Each entry below must be repeated exactly. Leave the pictures out of it.

::: Given records :::

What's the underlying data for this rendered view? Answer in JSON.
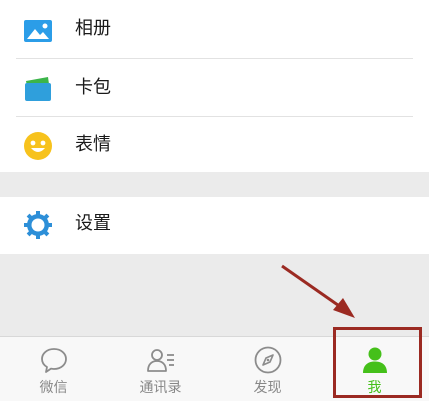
{
  "menu": {
    "album_label": "相册",
    "cards_label": "卡包",
    "stickers_label": "表情",
    "settings_label": "设置"
  },
  "tabbar": {
    "tabs": [
      {
        "label": "微信",
        "icon": "chat-bubble-icon"
      },
      {
        "label": "通讯录",
        "icon": "contacts-icon"
      },
      {
        "label": "发现",
        "icon": "compass-icon"
      },
      {
        "label": "我",
        "icon": "person-icon"
      }
    ],
    "active_index": 3
  },
  "colors": {
    "accent_green": "#45c01a",
    "album_blue": "#2b9de8",
    "cards_blue": "#2f9fdc",
    "cards_green": "#3cb54a",
    "sticker_yellow": "#f7c21c",
    "settings_blue": "#2d8fd8",
    "annotation_red": "#9b2a22"
  }
}
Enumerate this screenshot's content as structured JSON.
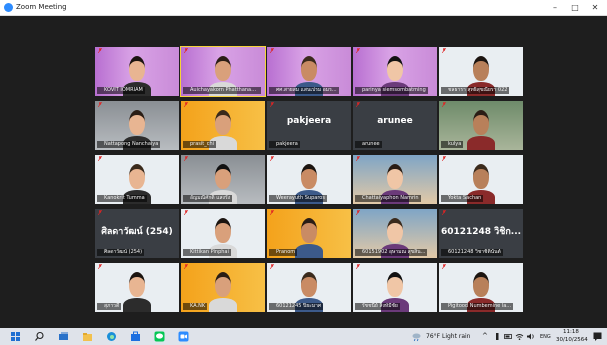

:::

■ Task response ■
What's the underlying data for this rendered view? Answer in JSON.
{
  "menu": {
    "album_label": "相册",
    "cards_label": "卡包",
    "stickers_label": "表情",
    "settings_label": "设置"
  },
  "tabbar": {
    "tabs": [
      {
        "label": "微信",
        "icon": "chat-bubble-icon"
      },
      {
        "label": "通讯录",
        "icon": "contacts-icon"
      },
      {
        "label": "发现",
        "icon": "compass-icon"
      },
      {
        "label": "我",
        "icon": "person-icon"
      }
    ],
    "active_index": 3
  },
  "colors": {
    "accent_green": "#45c01a",
    "album_blue": "#2b9de8",
    "cards_blue": "#2f9fdc",
    "cards_green": "#3cb54a",
    "sticker_yellow": "#f7c21c",
    "settings_blue": "#2d8fd8",
    "annotation_red": "#9b2a22"
  }
}
Enumerate this screenshot's content as structured JSON.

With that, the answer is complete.